Professionally, I spent a decade and a half needing to be really right Monday through Friday each week on live television. Being right was what I was trained to do and what I needed to do. But all that emphasis on being right came with a cost—because people have value.
We can be very right on an issue and very wrong with a person. Bob Goff has been an awesome teacher on this subject through his book Everybody, Always.
When we hold on to being right, it looks like two cars on a single-lane road, face to face and in gridlock. Whoopi Goldberg and I started this way at The View. In fact, I’m pretty sure that our first few words to each only had four letters in them.
But at some point, we decided that being right with each other would require being a little more wrong. Wrong enough to give someone the right of way.
When we did that and backed up the cars, we experienced the joy and freedom of not having to think the same way while still being able to love the same way. And we decided that being right about an issue was less important than being right with one another because you can be very right and very alone.
I am pretty sure that we are not going to enter into the gates of heaven with God greeting us saying, “Child, I am so proud of you. Look at how right you were.”
I am more confident that God desires for us to experience the joy of being right with one another, not more right than another.
He is asking for where we stand on issues to be way less important and sacred than the God we stand under together.
In his book Befriend, Scott Sauls wrote, “If I feel more of a kindred solidarity with those who share my politics but not my faith than I feel with those who share my faith but not my politics, what does it say about me?” I think for years I needed to hear this and wish I had.
Think about that person you are less right with because you have been so right about a position, an issue, or something else that matters a lot less than another human being.

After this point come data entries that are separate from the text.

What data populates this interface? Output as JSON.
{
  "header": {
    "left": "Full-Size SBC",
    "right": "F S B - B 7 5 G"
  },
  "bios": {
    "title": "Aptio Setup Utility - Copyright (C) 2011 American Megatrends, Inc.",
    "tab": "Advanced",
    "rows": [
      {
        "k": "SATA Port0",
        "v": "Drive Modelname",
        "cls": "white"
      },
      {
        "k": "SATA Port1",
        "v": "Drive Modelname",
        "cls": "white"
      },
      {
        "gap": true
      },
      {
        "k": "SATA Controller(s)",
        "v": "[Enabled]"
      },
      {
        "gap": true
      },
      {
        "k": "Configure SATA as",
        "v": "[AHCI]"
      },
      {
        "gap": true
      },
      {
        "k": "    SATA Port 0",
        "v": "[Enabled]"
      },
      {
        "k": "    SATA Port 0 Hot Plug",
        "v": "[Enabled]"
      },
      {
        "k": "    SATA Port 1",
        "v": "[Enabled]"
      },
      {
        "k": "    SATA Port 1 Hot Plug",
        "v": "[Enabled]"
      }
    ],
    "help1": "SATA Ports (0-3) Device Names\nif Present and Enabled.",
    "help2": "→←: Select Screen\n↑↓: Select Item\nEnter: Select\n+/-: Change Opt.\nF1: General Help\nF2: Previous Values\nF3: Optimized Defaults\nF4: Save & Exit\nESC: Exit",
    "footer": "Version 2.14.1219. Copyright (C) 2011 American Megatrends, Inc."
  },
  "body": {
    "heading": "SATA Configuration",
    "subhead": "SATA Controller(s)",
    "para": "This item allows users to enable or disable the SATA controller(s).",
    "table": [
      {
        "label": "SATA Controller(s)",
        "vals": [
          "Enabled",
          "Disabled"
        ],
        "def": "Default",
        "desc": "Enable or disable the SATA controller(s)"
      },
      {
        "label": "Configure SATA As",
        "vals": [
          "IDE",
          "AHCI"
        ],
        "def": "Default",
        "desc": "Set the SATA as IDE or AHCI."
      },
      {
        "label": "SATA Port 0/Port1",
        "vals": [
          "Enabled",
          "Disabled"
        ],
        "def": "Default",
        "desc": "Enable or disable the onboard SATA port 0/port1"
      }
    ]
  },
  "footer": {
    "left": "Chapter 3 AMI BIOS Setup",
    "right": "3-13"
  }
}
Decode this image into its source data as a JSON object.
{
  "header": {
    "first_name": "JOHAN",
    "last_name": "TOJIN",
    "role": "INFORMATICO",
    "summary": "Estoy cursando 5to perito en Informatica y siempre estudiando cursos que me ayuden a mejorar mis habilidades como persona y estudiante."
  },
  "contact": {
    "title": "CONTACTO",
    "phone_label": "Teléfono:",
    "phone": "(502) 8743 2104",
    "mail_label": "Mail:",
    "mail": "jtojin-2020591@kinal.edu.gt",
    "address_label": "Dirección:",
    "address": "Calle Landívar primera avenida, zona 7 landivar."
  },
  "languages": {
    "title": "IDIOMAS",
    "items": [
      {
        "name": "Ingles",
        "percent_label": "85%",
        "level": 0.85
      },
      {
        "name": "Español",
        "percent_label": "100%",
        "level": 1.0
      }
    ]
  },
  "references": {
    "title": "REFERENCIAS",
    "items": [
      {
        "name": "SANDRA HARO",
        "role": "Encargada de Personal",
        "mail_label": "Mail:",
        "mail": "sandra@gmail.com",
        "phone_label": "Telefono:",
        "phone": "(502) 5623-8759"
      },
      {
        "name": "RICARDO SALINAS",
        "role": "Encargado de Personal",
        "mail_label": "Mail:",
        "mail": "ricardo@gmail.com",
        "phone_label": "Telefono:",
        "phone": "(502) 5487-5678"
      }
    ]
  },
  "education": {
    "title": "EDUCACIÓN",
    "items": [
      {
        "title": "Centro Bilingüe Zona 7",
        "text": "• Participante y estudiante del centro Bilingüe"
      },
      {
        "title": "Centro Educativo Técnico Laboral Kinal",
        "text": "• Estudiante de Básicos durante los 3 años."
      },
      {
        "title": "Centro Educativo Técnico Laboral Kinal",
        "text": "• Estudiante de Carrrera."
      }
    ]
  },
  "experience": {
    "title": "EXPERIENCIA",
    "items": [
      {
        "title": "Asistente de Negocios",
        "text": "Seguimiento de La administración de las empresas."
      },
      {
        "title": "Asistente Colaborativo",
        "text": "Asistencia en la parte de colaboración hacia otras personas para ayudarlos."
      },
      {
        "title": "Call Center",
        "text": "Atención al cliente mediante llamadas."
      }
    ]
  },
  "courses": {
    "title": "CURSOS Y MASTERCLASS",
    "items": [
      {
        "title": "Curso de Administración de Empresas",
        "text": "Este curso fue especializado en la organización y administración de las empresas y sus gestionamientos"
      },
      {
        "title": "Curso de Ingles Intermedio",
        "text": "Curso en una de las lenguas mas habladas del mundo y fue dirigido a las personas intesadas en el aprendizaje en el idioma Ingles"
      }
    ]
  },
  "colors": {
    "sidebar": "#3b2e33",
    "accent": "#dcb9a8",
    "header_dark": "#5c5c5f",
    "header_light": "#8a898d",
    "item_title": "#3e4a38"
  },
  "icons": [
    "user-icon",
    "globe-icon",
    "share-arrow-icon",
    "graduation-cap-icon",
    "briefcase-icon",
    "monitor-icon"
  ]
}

Being right does not guarantee that we feel joy.
I think we can all be honest and say that we wish we had been a little more wrong—wrong enough to make things right with a sister, a brother, a friend, a husband, a daughter, or a son.
What would it look like to be less right about whatever the issue was and be more right with the other person? Bob Goff has taught me a lot about this just by how he lives. Find a teacher who points you to being right with people. Then implement the strategy.
Photo Credit: ©Unsplash/Rawpixel
Lesson 3: “Give Up on the Day Before It Gives Up on You”
My best friend, love of my life, and the hardest-working man I know, my husband, Tim, spoke these words to me: “Give up on the day before it gives up on you.” He values rest. He is wise to do it.
In the years when I took rest for granted, although it is something that God designed us for, things did not go well. I learned the hard way that lack of sleep is not good for me and is not good for those around me.
Don’t wait until your children say things like: “Mommy, remember when you used to put your head down and fall asleep on the kitchen table all the time?” and “Remember when we would have to wake you up and then you would cry?”
When your four-year-old draws a picture of you and then gets closer and reaches for a red marker to “add one more thing” (the red veins in your eyes), it is time to rest. Give yourself the permission to turn the light off.
Because if you don’t sleep, everything looks dark—even in the daylight.
Elisabeth Hasselbeck is an Emmy Award–winning talk show host, former broadcaster, and New York Times best-selling author of The G-Free Diet and Deliciously G-Free. Elisabeth is married to former NFL quarterback and current ESPN NFL analyst Tim Hasselbeck, and they live with their three children in Nashville, Tennessee.
Excerpted from Point of View: A Fresh look at Work, Faith, and Freedom. Copyright © 2019 by Elisabeth Hasselbeck. To be published by WaterBrook, an imprint of Penguin Random House LLC, on March 26.
Photo Credit: ©GettyImages/PhotoAlto-Frederic Cirou